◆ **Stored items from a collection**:
_ _ _ _

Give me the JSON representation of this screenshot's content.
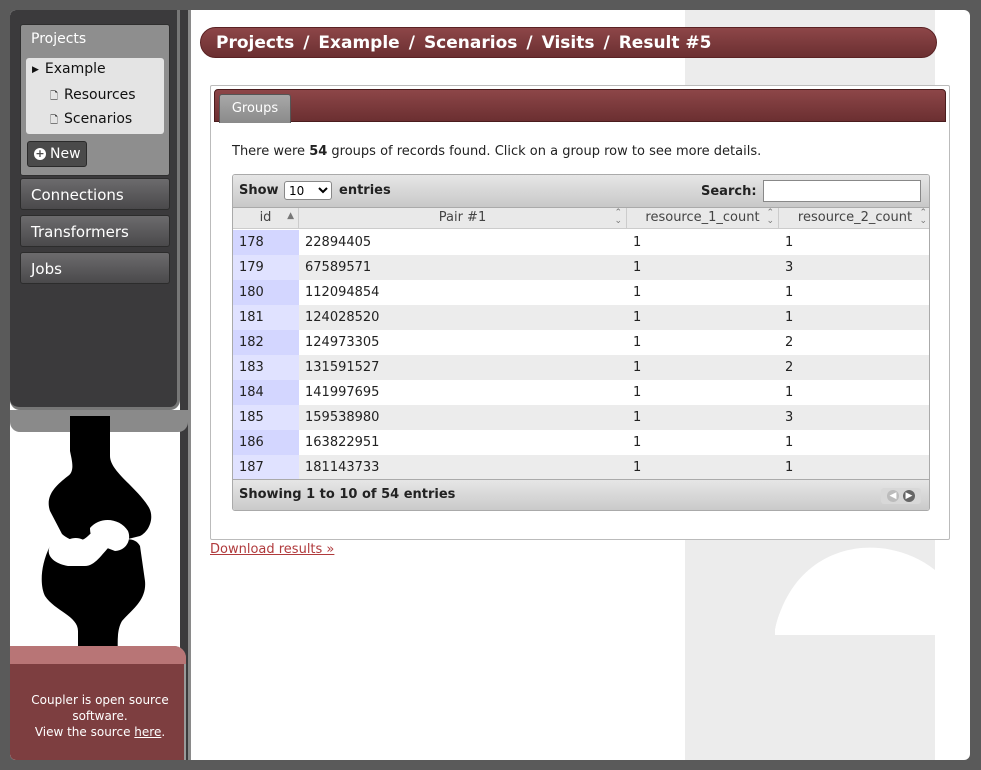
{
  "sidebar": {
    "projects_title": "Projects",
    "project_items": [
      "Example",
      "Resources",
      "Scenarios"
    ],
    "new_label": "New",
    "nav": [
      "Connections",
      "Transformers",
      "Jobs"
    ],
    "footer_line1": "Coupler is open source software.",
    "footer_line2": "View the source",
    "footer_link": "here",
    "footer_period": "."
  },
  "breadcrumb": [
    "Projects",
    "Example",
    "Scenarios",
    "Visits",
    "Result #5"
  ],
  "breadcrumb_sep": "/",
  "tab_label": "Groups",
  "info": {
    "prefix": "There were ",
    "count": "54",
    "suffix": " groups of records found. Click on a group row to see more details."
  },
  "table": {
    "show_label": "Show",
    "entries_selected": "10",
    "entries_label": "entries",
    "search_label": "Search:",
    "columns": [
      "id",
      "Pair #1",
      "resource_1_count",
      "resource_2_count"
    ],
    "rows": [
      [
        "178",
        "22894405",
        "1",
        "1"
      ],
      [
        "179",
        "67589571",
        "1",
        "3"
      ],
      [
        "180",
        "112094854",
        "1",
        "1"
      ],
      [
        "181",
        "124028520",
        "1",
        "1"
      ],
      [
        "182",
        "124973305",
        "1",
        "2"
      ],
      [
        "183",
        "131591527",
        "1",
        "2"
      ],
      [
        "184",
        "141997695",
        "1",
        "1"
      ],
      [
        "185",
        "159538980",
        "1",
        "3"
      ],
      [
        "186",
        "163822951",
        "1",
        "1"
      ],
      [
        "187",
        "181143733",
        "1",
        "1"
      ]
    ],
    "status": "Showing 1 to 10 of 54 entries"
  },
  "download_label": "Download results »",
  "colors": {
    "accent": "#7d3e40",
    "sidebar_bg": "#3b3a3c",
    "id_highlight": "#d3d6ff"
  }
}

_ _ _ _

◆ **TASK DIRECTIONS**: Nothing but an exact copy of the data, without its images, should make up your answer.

◆ **ANSWER BELOW**:
Give me the JSON representation of this screenshot's content.
{
  "sidebar": {
    "projects_title": "Projects",
    "project_items": [
      "Example",
      "Resources",
      "Scenarios"
    ],
    "new_label": "New",
    "nav": [
      "Connections",
      "Transformers",
      "Jobs"
    ],
    "footer_line1": "Coupler is open source software.",
    "footer_line2": "View the source",
    "footer_link": "here",
    "footer_period": "."
  },
  "breadcrumb": [
    "Projects",
    "Example",
    "Scenarios",
    "Visits",
    "Result #5"
  ],
  "breadcrumb_sep": "/",
  "tab_label": "Groups",
  "info": {
    "prefix": "There were ",
    "count": "54",
    "suffix": " groups of records found. Click on a group row to see more details."
  },
  "table": {
    "show_label": "Show",
    "entries_selected": "10",
    "entries_label": "entries",
    "search_label": "Search:",
    "columns": [
      "id",
      "Pair #1",
      "resource_1_count",
      "resource_2_count"
    ],
    "rows": [
      [
        "178",
        "22894405",
        "1",
        "1"
      ],
      [
        "179",
        "67589571",
        "1",
        "3"
      ],
      [
        "180",
        "112094854",
        "1",
        "1"
      ],
      [
        "181",
        "124028520",
        "1",
        "1"
      ],
      [
        "182",
        "124973305",
        "1",
        "2"
      ],
      [
        "183",
        "131591527",
        "1",
        "2"
      ],
      [
        "184",
        "141997695",
        "1",
        "1"
      ],
      [
        "185",
        "159538980",
        "1",
        "3"
      ],
      [
        "186",
        "163822951",
        "1",
        "1"
      ],
      [
        "187",
        "181143733",
        "1",
        "1"
      ]
    ],
    "status": "Showing 1 to 10 of 54 entries"
  },
  "download_label": "Download results »",
  "colors": {
    "accent": "#7d3e40",
    "sidebar_bg": "#3b3a3c",
    "id_highlight": "#d3d6ff"
  }
}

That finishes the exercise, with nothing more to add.